There’s been a lot of attention lately on rising crime in Kakaako. Headlines leave the impression that “the homeless” there have suddenly grown more lawless and violent. Most media coverage misses an important root cause of this trend: our own government policy of “sweeping” homeless people from around Honolulu into one area.
I spent several days this summer living in the Kakaako homeless camp to get to know the people there myself. I saw firsthand how the sit-lie ban and stepped-up sweeps contribute to crime there. These policies have forced people from areas like Waikiki and Downtown into Kakaako over the past several months. Some, with mental health issues, were deliberately living in areas where they could avoid other people. Others, plagued with addiction, were living in areas with ready access to drugs.
Now, everyone is being squeezed into Kakaako, with dealers and other predators in tow — forced to live in close proximity to each other and alongside families and individuals who have been encamped there for years. Add to this forced-mix the unusual heat this summer and accompanying sleep deprivation and you’ve packed gunpowder into a barrel. Fights, theft, assaults and other crimes go up, with most victims being homeless people themselves.
During my brief time in camp, I saw our stretch of tents change from a relatively peaceful neighborhood to a raucous and sometimes scary place. When I arrived, nights were quiet after 9 p.m., save for barking dogs and crying infants. A few days into my stay, newcomers turned the nights into rowdy affairs lasting past midnight. Basic rules of camp, like emptying the communal garbage bag, broke down. Tempers flared. A friend who had lived there for months without incident had her most treasured possession stolen — a guitar that was a birthday gift from her father. The prime suspects were newcomers who’d recently been forced out of Downtown.
Headlines like “Assaults in Kakaako soaring” (Star-Advertiser, July 23) make it sound as though “the homeless” have suddenly decided to indulge in a spree of crime and violence. They sweep the homeless under blanket statements and leave root causes unexamined. We may all end up paying the price for this chronic overgeneralization, for it leads to misdirected public outrage, and misguided public policy.
My stay in Kakaako challenged many of my own preconceived notions about people living there. My neighbors were a young couple, a family with three children, and an aunty who took it upon herself to look after me. They gave me advice on where to set up my tent and how to keep it cool during the heat wave of July. They watched out for my things when I was away. They regularly offered me food, though they had little themselves. I was humbled by their generosity and grateful for their guidance.
There were also bad actors in camp — people who might steal from you and beat you for confronting them. There were teens spoiling for a fight. There were people who, forced by sweeps to live in close quarters, were exposed to temptations and frustrations that they used to avoid by living in relative isolation.
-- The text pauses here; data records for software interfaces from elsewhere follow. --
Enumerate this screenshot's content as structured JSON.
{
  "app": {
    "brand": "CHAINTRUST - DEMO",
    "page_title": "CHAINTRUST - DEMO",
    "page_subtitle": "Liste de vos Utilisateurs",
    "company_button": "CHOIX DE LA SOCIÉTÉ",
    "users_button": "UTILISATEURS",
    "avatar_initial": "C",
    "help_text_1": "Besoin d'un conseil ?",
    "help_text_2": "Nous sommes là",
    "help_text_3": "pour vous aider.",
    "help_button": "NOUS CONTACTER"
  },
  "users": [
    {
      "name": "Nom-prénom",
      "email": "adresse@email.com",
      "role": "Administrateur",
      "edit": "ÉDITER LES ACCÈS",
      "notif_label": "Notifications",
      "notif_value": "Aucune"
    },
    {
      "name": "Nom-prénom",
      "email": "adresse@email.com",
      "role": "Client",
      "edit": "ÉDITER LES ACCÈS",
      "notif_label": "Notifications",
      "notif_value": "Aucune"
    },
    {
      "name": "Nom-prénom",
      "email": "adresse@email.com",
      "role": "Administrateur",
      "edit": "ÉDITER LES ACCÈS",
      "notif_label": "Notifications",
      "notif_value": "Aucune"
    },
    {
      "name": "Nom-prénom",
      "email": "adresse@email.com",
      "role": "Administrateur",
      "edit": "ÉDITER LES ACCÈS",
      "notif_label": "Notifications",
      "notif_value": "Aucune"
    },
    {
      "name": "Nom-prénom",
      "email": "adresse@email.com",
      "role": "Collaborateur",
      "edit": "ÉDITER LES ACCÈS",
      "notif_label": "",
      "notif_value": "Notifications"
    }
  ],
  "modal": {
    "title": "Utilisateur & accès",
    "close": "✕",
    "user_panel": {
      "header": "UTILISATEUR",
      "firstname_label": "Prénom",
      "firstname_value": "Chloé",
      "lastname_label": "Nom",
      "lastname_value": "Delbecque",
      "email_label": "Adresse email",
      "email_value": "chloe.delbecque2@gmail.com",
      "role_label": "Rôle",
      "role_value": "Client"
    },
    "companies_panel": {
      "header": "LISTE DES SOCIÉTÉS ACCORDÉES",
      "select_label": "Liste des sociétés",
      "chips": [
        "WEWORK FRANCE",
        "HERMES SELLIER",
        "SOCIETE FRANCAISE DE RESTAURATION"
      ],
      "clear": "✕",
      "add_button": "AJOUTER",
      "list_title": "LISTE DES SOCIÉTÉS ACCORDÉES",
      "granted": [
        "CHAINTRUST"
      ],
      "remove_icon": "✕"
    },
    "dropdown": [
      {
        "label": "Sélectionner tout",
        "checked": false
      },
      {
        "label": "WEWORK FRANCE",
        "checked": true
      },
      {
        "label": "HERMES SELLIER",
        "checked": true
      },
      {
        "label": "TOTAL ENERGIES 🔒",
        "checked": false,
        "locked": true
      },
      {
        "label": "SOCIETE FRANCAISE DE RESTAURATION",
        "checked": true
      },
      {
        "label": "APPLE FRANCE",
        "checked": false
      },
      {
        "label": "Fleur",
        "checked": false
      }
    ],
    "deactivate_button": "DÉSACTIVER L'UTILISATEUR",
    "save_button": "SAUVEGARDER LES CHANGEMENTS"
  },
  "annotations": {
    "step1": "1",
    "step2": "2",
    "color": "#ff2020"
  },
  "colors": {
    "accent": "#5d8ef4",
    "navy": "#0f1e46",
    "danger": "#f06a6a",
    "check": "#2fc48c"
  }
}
Still, on balance, I experienced far more kindness than menace in camp.
Mine was only a brief glimpse into the lives of individuals and communities (plural) that comprise “the homeless” in Kakaako. It does not make me an expert on homelessness, and I do not claim my views are authoritative. But, I think this point stands: We don’t need to look very hard to see the diversity and humanity in the people camped at Kakaako. We also don’t have to look hard to see how our own beliefs and policies are contributing to the very problems we decry, problems like “soaring assaults” by “the homeless.”
Please, let’s take a closer look at “the homeless” before we decide what to do about “them.” With a little effort, we may see their problems and ours more clearly, and create more effective, long-term solutions to this growing crisis.